It was the first meeting in a public process that will last through March 31, 2015, and end with a set of guidelines about how the units will be regulated.
The need for affordable housing was a major argument for those in favor of secondary units. This was pitted against those who want to see the neighborhood retain its character.
For many at the meeting, an ADU provided either the necessary income to buy their house or more affordable housing to allow them to live in Durango.
Some contended that secondary units had brought diversity to the neighborhood, and others said they had invested greatly into their ADU and improved the property.
Jeff Widen rebuilt his garage and improved every aspect of his property, and rent from his secondary unit made it possible to stay in Durango.
“We upgraded the character of this lot,” he said.
Others were concerned that by allowing the new construction of ADUs, it would create greater housing density, and Animas City would lose its rural flavor.
The need for infrastructure upgrades also was raised as concern that some felt should be addressed before opening the neighborhood to more growth.

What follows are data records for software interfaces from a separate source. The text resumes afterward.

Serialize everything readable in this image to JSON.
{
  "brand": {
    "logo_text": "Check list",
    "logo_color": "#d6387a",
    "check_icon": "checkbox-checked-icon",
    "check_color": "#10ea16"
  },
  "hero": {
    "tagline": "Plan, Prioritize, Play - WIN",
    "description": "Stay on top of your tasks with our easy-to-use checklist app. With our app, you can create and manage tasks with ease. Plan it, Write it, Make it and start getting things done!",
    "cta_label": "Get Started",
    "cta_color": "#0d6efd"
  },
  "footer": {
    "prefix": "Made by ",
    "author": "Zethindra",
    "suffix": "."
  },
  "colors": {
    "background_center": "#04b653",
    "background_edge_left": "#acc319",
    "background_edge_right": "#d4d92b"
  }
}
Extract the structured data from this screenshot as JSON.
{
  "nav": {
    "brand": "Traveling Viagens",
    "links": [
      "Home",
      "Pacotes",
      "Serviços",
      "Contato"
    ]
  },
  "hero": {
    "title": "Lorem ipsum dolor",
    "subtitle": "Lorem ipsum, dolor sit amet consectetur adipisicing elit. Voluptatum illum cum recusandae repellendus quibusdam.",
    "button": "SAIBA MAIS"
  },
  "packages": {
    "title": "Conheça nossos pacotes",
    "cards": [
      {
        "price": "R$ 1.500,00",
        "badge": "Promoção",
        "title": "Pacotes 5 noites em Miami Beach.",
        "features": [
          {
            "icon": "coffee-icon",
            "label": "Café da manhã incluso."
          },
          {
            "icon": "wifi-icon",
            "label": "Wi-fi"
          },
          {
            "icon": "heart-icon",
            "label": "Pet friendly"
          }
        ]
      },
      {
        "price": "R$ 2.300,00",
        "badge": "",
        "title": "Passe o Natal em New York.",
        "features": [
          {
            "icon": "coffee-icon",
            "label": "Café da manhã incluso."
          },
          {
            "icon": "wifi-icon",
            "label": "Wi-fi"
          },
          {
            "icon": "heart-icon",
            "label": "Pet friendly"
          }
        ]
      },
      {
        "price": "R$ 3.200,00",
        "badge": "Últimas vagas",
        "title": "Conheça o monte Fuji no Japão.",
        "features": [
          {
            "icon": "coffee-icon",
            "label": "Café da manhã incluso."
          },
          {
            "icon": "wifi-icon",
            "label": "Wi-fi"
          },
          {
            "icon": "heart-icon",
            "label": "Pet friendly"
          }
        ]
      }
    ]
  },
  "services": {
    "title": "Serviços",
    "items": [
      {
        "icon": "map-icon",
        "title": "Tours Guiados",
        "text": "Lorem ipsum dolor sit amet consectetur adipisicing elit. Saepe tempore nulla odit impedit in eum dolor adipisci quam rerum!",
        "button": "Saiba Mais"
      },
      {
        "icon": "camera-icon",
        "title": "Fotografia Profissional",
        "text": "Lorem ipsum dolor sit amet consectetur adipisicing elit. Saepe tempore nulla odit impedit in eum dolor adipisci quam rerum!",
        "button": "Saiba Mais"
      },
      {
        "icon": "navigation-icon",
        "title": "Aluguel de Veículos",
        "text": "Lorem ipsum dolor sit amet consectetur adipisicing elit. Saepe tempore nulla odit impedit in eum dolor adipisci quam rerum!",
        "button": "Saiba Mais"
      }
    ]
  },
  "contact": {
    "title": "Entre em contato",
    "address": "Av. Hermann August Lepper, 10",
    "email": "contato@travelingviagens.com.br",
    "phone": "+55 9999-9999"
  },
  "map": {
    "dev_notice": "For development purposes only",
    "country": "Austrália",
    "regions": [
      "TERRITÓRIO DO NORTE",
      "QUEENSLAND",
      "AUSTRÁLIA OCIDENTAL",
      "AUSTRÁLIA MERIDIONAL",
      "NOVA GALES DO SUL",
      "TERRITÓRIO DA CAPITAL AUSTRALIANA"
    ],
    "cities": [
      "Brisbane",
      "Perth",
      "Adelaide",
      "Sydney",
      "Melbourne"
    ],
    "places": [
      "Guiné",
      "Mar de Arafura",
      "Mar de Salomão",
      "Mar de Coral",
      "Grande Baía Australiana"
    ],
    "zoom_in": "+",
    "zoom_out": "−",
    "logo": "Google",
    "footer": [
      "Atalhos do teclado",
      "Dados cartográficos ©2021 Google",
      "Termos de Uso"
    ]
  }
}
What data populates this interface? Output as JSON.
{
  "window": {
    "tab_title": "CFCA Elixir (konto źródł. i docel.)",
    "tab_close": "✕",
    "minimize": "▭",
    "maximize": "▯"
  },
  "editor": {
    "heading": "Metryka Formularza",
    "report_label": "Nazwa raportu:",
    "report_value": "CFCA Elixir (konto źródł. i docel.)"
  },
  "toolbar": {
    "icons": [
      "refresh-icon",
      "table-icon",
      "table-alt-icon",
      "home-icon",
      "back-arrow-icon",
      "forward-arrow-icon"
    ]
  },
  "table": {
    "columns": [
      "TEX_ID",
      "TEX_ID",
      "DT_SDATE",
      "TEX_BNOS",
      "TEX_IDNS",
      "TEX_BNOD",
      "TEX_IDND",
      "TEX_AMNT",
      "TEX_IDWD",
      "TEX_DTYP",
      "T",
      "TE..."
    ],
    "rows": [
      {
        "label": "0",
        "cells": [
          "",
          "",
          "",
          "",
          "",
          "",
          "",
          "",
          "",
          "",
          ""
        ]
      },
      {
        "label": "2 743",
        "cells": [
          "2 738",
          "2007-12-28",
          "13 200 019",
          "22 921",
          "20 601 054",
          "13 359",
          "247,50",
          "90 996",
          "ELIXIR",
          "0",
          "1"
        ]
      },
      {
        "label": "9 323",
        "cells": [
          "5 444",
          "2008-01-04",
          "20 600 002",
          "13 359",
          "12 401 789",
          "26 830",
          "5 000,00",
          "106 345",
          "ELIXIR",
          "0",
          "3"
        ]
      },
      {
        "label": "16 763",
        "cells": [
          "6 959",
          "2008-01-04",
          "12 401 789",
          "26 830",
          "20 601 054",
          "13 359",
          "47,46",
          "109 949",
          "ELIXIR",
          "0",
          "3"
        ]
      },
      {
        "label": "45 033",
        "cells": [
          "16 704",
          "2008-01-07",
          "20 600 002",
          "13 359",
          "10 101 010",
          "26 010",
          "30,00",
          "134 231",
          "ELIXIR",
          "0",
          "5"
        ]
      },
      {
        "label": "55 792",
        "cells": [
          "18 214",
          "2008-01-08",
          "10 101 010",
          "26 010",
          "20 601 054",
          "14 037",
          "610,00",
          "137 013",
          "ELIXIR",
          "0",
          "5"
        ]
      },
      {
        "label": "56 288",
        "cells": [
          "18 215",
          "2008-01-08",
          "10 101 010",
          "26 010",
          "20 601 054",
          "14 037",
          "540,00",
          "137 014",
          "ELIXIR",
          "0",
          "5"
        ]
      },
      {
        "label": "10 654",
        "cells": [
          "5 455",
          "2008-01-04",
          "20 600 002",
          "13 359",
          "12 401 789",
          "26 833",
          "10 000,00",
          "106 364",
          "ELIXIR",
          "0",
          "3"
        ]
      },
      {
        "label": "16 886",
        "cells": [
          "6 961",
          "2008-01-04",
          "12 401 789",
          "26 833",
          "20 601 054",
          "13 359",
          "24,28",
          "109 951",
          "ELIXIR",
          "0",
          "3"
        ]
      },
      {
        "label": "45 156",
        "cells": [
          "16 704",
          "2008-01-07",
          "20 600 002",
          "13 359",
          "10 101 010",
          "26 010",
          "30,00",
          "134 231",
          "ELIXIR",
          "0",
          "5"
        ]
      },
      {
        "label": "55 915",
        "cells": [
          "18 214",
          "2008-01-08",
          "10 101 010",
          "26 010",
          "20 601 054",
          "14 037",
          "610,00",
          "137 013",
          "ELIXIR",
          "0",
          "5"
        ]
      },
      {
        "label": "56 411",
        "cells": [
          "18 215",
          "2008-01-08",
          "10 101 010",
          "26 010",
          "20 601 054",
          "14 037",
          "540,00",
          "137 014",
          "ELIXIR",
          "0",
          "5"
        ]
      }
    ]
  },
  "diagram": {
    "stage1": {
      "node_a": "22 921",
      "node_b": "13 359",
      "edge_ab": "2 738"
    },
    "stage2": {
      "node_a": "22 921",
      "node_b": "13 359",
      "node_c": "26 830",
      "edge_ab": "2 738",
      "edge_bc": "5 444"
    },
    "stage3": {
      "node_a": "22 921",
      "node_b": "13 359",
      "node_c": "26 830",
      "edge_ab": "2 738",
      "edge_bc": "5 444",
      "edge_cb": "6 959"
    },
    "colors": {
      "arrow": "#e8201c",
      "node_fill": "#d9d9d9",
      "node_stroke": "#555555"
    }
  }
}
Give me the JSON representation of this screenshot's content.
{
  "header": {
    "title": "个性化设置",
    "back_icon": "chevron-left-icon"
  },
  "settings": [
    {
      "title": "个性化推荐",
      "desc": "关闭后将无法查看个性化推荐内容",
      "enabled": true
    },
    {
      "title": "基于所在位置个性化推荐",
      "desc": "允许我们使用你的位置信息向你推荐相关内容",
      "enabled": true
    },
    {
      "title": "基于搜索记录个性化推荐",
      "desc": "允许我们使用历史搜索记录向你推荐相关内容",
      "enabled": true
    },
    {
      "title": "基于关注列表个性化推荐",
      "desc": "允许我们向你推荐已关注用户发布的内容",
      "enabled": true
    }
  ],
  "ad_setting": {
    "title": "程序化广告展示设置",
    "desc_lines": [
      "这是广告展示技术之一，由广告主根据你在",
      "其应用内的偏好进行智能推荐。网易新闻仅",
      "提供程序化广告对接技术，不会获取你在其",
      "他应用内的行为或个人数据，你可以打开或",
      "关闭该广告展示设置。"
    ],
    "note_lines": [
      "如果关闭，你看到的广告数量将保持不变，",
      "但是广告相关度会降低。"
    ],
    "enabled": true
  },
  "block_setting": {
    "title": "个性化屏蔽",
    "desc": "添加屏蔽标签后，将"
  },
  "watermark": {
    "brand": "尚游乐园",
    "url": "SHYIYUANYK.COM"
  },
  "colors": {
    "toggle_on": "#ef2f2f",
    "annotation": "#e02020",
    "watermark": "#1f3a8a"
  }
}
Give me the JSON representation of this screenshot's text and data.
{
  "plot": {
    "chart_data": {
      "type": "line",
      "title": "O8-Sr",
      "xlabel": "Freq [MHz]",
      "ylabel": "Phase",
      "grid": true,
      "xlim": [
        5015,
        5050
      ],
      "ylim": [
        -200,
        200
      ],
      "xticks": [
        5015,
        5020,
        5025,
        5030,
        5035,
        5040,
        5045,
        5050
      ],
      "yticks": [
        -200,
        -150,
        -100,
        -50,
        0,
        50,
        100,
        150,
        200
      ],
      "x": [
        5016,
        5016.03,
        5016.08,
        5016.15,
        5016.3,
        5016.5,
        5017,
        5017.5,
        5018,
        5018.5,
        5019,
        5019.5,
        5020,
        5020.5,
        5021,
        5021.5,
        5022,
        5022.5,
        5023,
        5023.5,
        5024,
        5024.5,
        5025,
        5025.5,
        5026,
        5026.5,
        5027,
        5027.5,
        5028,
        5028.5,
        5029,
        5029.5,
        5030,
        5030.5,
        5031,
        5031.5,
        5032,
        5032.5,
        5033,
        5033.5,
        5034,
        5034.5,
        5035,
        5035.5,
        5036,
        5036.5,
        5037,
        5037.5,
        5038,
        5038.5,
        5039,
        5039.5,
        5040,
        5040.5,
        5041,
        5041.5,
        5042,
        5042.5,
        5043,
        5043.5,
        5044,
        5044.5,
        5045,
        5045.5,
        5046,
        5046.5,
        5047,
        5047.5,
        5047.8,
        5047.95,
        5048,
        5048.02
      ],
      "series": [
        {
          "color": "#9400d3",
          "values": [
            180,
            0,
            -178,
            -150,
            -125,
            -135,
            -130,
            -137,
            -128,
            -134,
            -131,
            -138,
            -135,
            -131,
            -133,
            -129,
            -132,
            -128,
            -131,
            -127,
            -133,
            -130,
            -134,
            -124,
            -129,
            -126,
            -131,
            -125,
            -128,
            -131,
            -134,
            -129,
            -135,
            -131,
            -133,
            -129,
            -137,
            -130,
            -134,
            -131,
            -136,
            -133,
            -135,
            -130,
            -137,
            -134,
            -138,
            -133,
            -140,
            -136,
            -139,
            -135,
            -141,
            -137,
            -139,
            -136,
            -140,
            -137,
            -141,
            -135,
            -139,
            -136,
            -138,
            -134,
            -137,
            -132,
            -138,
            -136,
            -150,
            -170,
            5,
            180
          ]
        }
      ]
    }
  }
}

“You might be pushing it past its limits,” Chris Wilbur said of the infrastructure.
Existing ADUs that were built illegally raised different issues about fairness. Some residents felt that those with existing ADUs should pay fees to the city for services.
“Everybody is subsidizing these illegal ADUs,” said Chris Paulson, a Animas City resident.
The city already has gone through this process for the neighborhood east of downtown and the avenue neighborhood along north Main.
In these areas, the city is asking residents to voluntary register their units before systematic enforcement begins March 31.
As an issue of fairness, the Durango City Council decided to assess fees based on the year units were built.
So major fees up to $10,000 will be levied only on units built during or after 1989. If an owner chooses to register their unit with the city, the back fees can be paid back over five years. A fee structure has not been presented for Animas City.
In the two historic neighborhoods with ADU rules, the council decided to enforce an owner-occupancy stipulation, which requires the owner to live in one unit if an ADU is on the property.
Resident Alma Evans recommended this provision because it could help prevent drawing investors into the neighborhood.
“It supports home ownership in your neighborhood,” she said.
The next step will be a survey, and city officials will present their recommendations to the public in January.